A wall separating a break room from workstations, for example, can be created using sound-blocking materials during construction.

An acoustic expert might recommend materials that will accomplish the appropriate level of noise reduction.

Waiting until employees complain about acoustics, on the other hand, may necessitate rebuilding the wall, hanging ceiling tiles, or making other costly and disruptive repairs.


  1. Set up dedicated work zones

It's not necessary to have total silence in an office setting, and indeed, a little bit of background sound can do wonders for productivity (working bees.)

However, it is essential to provide spaces conducive to focus work, where people can work without interruption.

One key to providing office acoustic solutions is to consider the various kinds of activities that go on in your office area.

So, you need to designate separate work zones within your office layout.

You can set up a different layout for everything you will need.


For example,

  • one area with cubicles for employees who spend most of their time on phones and computers;
  • another with open tables for workers who need more communal spaces;
  • another reserved for meetings and presentations.


With these noise areas separated from one another, you'll be able to control sound (and therefore noise) levels in your open office.

This will ensure that everyone has a private space for demanding work and group space for brainstorming sessions.


  1. Use sound-absorbing materials

If you spend much time in an open office, you've probably thought about how loud it can be.

One of your best defenses against ambient noise is to install sound-absorbing materials that will help dampen any distracting noises.

You can put up acoustic tile on your walls or put down carpeting on your floors to help reduce ambient sounds.

If other workers are causing most of the distraction, hanging heavy curtains around meeting rooms or near workstations might be a better option.

Or possibly even just putting up some smaller pillows where people tend to gather at lunchtime or to hang out (if you have one.)


  1. Properly position your office acoustic panels

Once you have decided on a type of acoustic panel, you will need to figure out where to place them.

There are several things to consider: acoustics, visual appeal, functionality, and comfort.

You'll want a space that sounds good but also looks good but also with the proper office acoustic solutions.

Keep in mind that office acoustic panels can be installed horizontally or vertically on ceilings, walls, or suspended from ceilings or floor joists/trusses.


Also, it's crucial to understand that these panels don't block all noise—they absorb sound waves.

You will still be able to hear conversations going on around you; however, you won't have to listen hard to pick out certain words or phrases from those conversations.

That makes office acoustic panels especially useful for conference rooms and areas where multiple employees might be working at one time.

They're also perfect for cubicles that share a common wall with another worker who likes to bring music into their space.


  1. Install sound masking systems

Like a white noise machine, people use at home, sound masking systems designed for office environments can help reduce distraction by producing low-level background noise.

These systems are installed in ceiling tiles or dropped ceilings and generally include a media player that plays white noise or other soothing sounds (like ocean waves).

Employees may even select their own favorite music, which is then played throughout the day via headphones.

  • It makes employees feel less distracted
  • it helps filter out disruptive noises;
  • it's simple to install;
  • it doesn't cost much to operate.






As you can see, there are many different office acoustic solutions that you can implement to get the most out of your open office.

The right strategy depends on the nature and requirements of your workspace.

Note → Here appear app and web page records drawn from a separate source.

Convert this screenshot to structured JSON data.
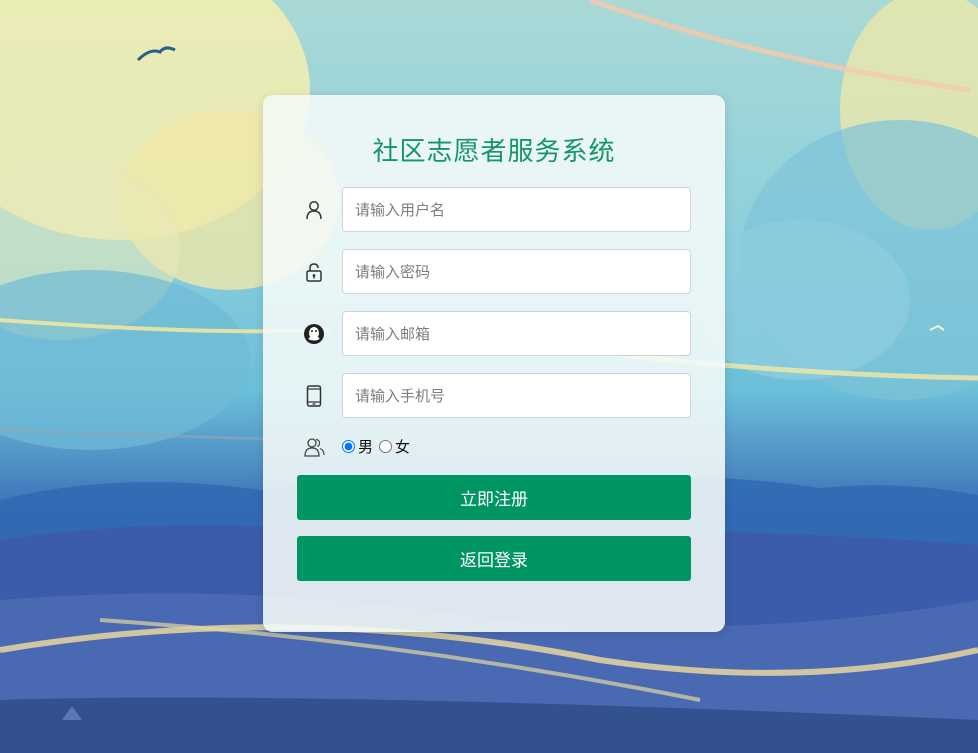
{
  "page": {
    "title": "社区志愿者服务系统"
  },
  "form": {
    "username": {
      "placeholder": "请输入用户名",
      "value": "",
      "icon": "user-icon"
    },
    "password": {
      "placeholder": "请输入密码",
      "value": "",
      "icon": "lock-icon"
    },
    "email": {
      "placeholder": "请输入邮箱",
      "value": "",
      "icon": "qq-penguin-icon"
    },
    "phone": {
      "placeholder": "请输入手机号",
      "value": "",
      "icon": "mobile-phone-icon"
    },
    "gender": {
      "icon": "users-icon",
      "options": [
        {
          "label": "男",
          "selected": true
        },
        {
          "label": "女",
          "selected": false
        }
      ]
    }
  },
  "buttons": {
    "register_label": "立即注册",
    "back_login_label": "返回登录"
  },
  "colors": {
    "accent": "#009664",
    "title": "#16956a"
  }
}
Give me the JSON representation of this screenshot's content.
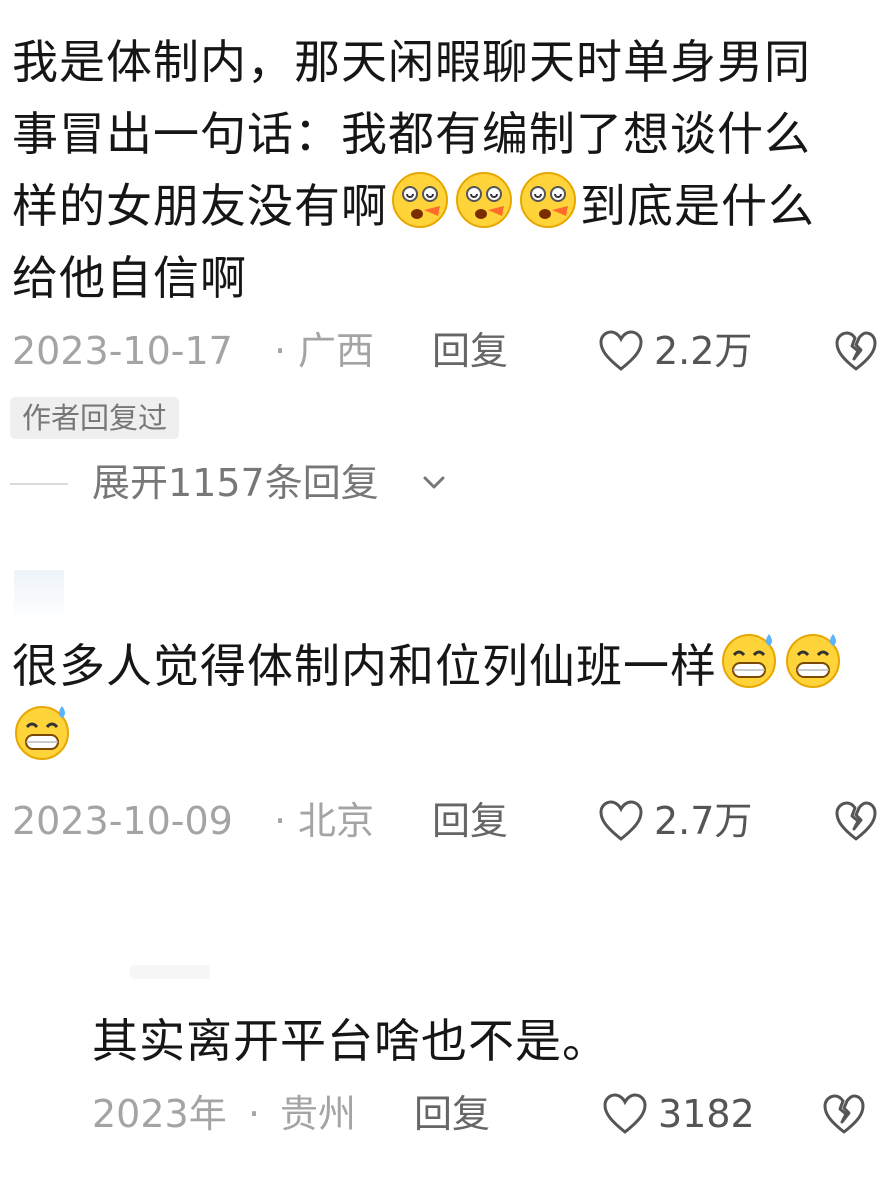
{
  "comments": [
    {
      "text_lines": [
        "我是体制内，那天闲暇聊天时单身男同",
        "事冒出一句话：我都有编制了想谈什么",
        "样的女朋友没有啊",
        "给他自信啊"
      ],
      "line3_tail": "到底是什么",
      "date": "2023-10-17",
      "separator": "·",
      "location": "广西",
      "reply_label": "回复",
      "likes": "2.2万",
      "author_badge": "作者回复过",
      "expand_label": "展开1157条回复"
    },
    {
      "text": "很多人觉得体制内和位列仙班一样",
      "date": "2023-10-09",
      "separator": "·",
      "location": "北京",
      "reply_label": "回复",
      "likes": "2.7万"
    },
    {
      "text": "其实离开平台啥也不是。",
      "date": "2023年",
      "separator": "·",
      "location": "贵州",
      "reply_label": "回复",
      "likes": "3182"
    }
  ],
  "icons": {
    "like": "heart-outline-icon",
    "dislike": "broken-heart-icon",
    "emoji_1": "dizzy-face-emoji",
    "emoji_2": "grinning-sweat-emoji",
    "expand": "chevron-down-icon"
  },
  "colors": {
    "text": "#161616",
    "meta": "#a4a4a4",
    "badge_bg": "#efefef"
  }
}
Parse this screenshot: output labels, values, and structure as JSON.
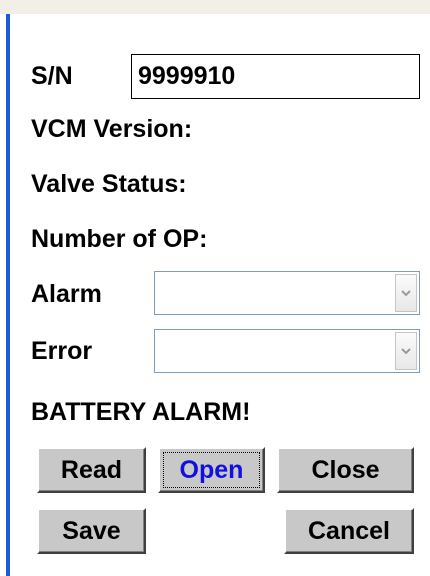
{
  "form": {
    "sn_label": "S/N",
    "sn_value": "9999910",
    "vcm_version_label": "VCM Version:",
    "valve_status_label": "Valve Status:",
    "number_of_op_label": "Number of OP:",
    "alarm_label": "Alarm",
    "alarm_value": "",
    "error_label": "Error",
    "error_value": "",
    "battery_alarm": "BATTERY ALARM!"
  },
  "buttons": {
    "read": "Read",
    "open": "Open",
    "close": "Close",
    "save": "Save",
    "cancel": "Cancel"
  },
  "colors": {
    "accent_bar": "#1f5ad6",
    "focused_button_text": "#1010e0",
    "button_face": "#c8c8c8"
  }
}
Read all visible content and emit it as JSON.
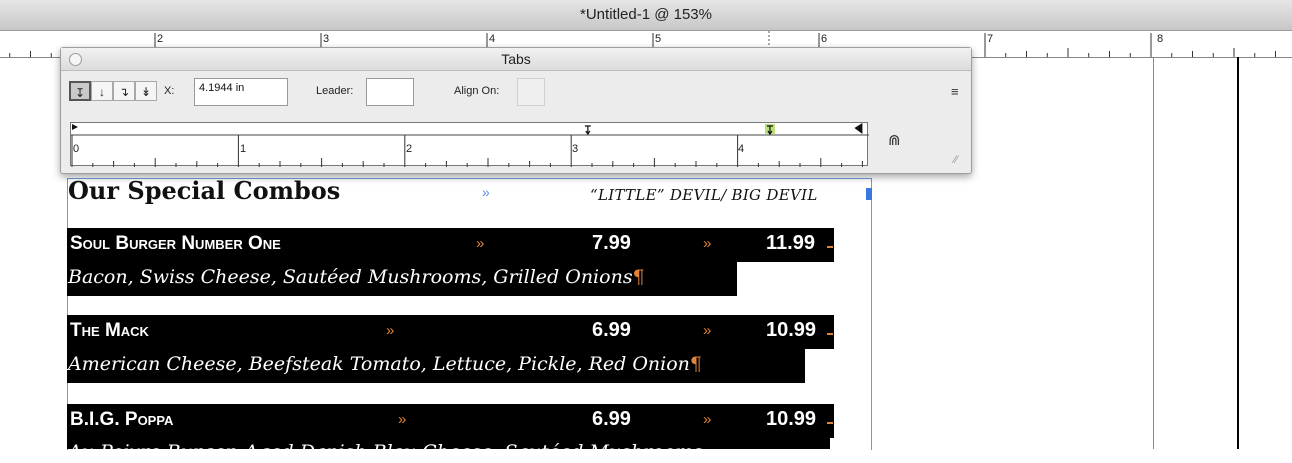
{
  "window": {
    "title": "*Untitled-1 @ 153%"
  },
  "top_ruler": {
    "numbers": [
      "2",
      "3",
      "4",
      "5",
      "6",
      "7",
      "8"
    ]
  },
  "tabs_panel": {
    "title": "Tabs",
    "tab_types": [
      {
        "name": "left-justified-tab",
        "glyph": "↧",
        "active": true
      },
      {
        "name": "center-justified-tab",
        "glyph": "↓",
        "active": false
      },
      {
        "name": "right-justified-tab",
        "glyph": "↴",
        "active": false
      },
      {
        "name": "align-to-decimal-tab",
        "glyph": "↡",
        "active": false
      }
    ],
    "x_label": "X:",
    "x_value": "4.1944 in",
    "leader_label": "Leader:",
    "leader_value": "",
    "align_on_label": "Align On:",
    "align_on_value": "",
    "menu_icon": "≡",
    "ruler_numbers": [
      "0",
      "1",
      "2",
      "3",
      "4"
    ],
    "tab_stop_positions_in": [
      3.1,
      4.1944
    ],
    "right_indent_in": 4.75
  },
  "document": {
    "heading": "Our Special Combos",
    "heading_tab_char": "»",
    "heading_right": "“LITTLE” DEVIL/ BIG DEVIL",
    "items": [
      {
        "name": "Soul Burger Number One",
        "price1": "7.99",
        "price2": "11.99",
        "desc": "Bacon, Swiss Cheese, Sautéed Mushrooms, Grilled Onions"
      },
      {
        "name": "The Mack",
        "price1": "6.99",
        "price2": "10.99",
        "desc": "American Cheese, Beefsteak Tomato, Lettuce, Pickle, Red Onion"
      },
      {
        "name": "B.I.G. Poppa",
        "price1": "6.99",
        "price2": "10.99",
        "desc": "Au Poivre Burger, Aged Danish Bleu Cheese, Sautéed Mushrooms"
      }
    ],
    "tab_char": "»",
    "pilcrow": "¶"
  },
  "colors": {
    "highlight": "#000000",
    "hidden_chars": "#e0843a",
    "frame": "#6f9ad8",
    "guide": "#9a6fd6"
  }
}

Be sure to consider how the design and layout of your office will support the activities you need to accomplish.


And don't forget those sneaky little annoyances, like overhead room noise and busy hallways.

Because if you overlook them, they'll find a way of getting under your skin—and making it harder for you to concentrate on more pressing matters.